[Data excerpts]

——

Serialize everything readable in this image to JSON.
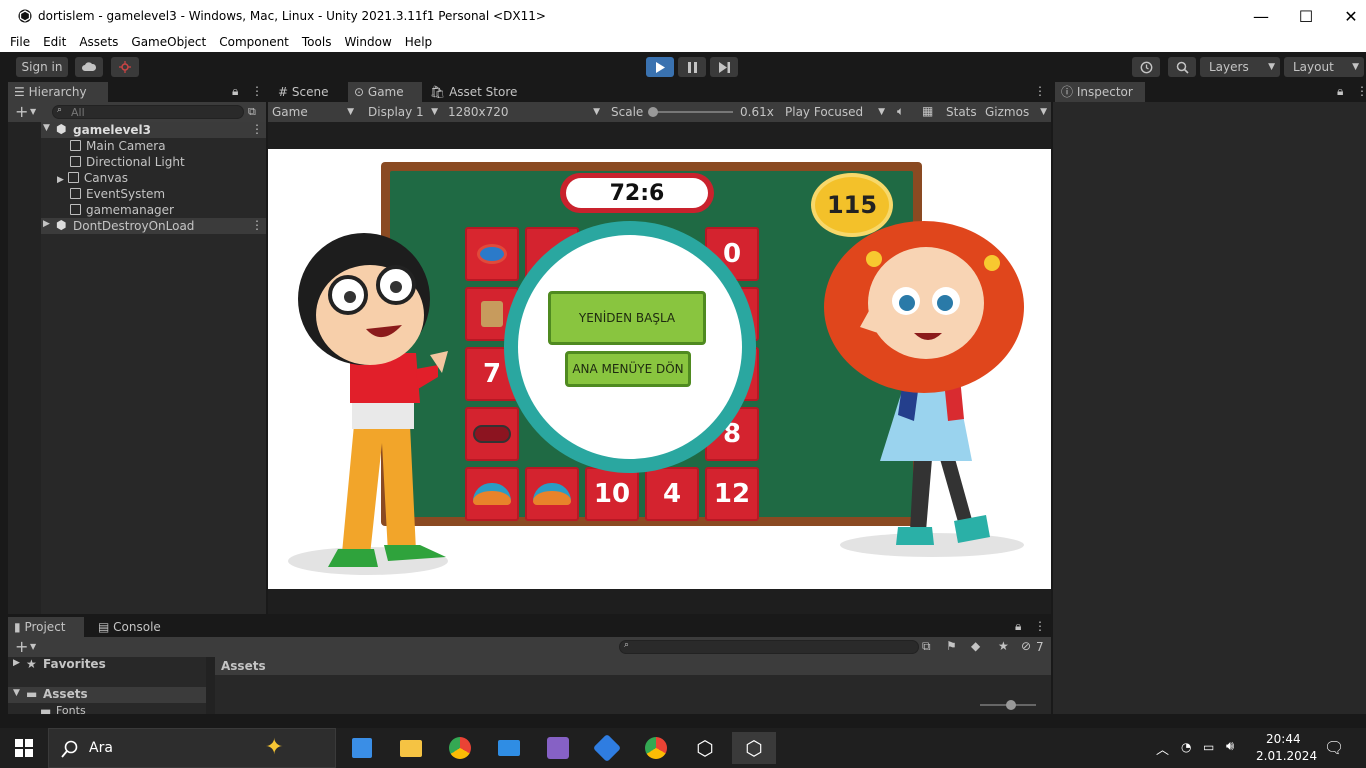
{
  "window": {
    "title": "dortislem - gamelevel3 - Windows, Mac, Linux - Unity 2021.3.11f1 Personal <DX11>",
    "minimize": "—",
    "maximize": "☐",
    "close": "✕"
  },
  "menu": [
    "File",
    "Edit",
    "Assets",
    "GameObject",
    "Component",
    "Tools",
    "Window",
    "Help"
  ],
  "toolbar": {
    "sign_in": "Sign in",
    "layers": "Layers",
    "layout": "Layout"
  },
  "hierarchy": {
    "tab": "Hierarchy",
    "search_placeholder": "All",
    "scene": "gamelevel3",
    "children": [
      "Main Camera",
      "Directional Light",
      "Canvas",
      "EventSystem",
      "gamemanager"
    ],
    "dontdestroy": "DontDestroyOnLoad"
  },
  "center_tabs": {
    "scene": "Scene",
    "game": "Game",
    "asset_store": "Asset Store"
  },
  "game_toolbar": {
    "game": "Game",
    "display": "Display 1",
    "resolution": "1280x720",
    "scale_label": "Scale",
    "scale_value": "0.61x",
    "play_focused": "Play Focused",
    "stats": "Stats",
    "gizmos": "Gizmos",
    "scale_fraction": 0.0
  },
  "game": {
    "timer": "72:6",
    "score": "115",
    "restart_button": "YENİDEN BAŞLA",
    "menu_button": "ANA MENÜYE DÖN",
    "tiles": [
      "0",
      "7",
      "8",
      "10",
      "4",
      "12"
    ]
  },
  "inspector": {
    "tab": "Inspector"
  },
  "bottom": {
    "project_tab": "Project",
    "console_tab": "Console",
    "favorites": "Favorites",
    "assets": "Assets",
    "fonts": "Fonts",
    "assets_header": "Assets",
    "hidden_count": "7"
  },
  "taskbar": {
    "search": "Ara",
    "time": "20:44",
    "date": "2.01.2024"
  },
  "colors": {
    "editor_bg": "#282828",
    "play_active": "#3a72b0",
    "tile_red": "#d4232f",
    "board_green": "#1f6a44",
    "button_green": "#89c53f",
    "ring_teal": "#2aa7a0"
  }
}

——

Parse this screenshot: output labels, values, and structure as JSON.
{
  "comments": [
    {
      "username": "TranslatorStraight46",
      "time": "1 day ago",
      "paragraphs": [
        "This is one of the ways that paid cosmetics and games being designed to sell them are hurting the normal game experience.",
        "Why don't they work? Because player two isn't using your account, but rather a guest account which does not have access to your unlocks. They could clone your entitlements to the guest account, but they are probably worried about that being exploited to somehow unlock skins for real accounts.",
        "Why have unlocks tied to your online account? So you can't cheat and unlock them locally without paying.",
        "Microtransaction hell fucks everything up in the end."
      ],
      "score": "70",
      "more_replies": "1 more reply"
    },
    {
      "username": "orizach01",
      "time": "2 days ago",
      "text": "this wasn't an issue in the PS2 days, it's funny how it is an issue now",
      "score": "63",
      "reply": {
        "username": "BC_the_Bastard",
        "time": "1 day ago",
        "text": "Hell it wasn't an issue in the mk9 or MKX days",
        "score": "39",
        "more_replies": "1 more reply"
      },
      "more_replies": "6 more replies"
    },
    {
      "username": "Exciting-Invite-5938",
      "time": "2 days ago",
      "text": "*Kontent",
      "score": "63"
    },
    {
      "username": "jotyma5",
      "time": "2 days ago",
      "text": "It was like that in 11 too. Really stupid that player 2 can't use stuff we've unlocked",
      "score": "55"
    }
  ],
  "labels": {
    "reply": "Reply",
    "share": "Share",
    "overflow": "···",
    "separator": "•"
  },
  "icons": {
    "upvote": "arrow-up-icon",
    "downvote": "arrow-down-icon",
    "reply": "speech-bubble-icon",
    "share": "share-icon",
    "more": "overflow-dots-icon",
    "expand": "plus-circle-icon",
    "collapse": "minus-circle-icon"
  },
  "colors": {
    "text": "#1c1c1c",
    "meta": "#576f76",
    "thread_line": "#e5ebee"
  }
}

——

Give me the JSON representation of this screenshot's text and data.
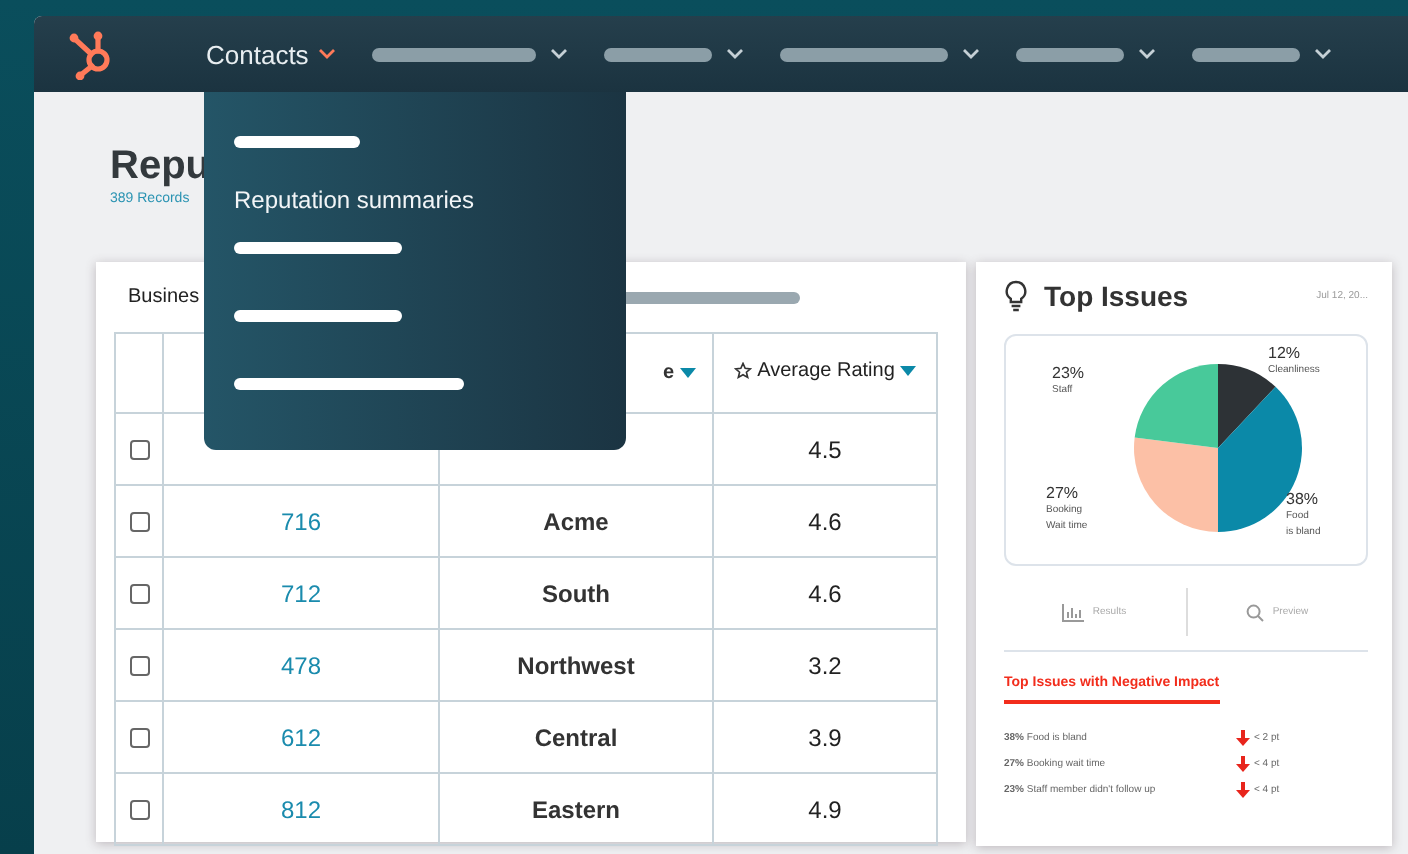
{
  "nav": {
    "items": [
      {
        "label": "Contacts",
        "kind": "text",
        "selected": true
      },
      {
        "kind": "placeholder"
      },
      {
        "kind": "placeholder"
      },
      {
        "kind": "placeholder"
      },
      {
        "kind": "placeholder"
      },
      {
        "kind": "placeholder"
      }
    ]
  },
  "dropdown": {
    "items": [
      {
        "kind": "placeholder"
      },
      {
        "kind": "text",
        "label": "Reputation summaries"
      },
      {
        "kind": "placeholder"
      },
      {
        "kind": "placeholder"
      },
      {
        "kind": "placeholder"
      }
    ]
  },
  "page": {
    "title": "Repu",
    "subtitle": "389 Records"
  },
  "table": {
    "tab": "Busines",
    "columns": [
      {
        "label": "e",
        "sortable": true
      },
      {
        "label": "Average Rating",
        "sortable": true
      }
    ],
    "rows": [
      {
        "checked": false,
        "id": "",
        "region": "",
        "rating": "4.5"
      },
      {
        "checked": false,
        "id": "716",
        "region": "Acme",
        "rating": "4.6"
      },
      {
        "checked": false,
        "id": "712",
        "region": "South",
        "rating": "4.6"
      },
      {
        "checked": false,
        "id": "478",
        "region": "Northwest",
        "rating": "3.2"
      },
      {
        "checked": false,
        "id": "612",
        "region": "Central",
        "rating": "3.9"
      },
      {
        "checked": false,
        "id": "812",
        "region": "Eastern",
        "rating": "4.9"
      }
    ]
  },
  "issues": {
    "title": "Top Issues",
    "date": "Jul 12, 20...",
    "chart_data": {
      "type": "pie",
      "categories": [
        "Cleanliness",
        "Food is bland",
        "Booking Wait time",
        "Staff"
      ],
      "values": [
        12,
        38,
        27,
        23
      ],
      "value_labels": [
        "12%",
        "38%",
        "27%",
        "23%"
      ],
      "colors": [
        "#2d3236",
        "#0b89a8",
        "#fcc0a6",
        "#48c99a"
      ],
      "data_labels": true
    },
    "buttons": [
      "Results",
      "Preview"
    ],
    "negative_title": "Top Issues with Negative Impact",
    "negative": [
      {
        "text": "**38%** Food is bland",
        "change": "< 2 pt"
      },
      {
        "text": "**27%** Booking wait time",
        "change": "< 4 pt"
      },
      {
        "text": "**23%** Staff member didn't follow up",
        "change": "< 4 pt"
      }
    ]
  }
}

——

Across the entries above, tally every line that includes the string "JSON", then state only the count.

3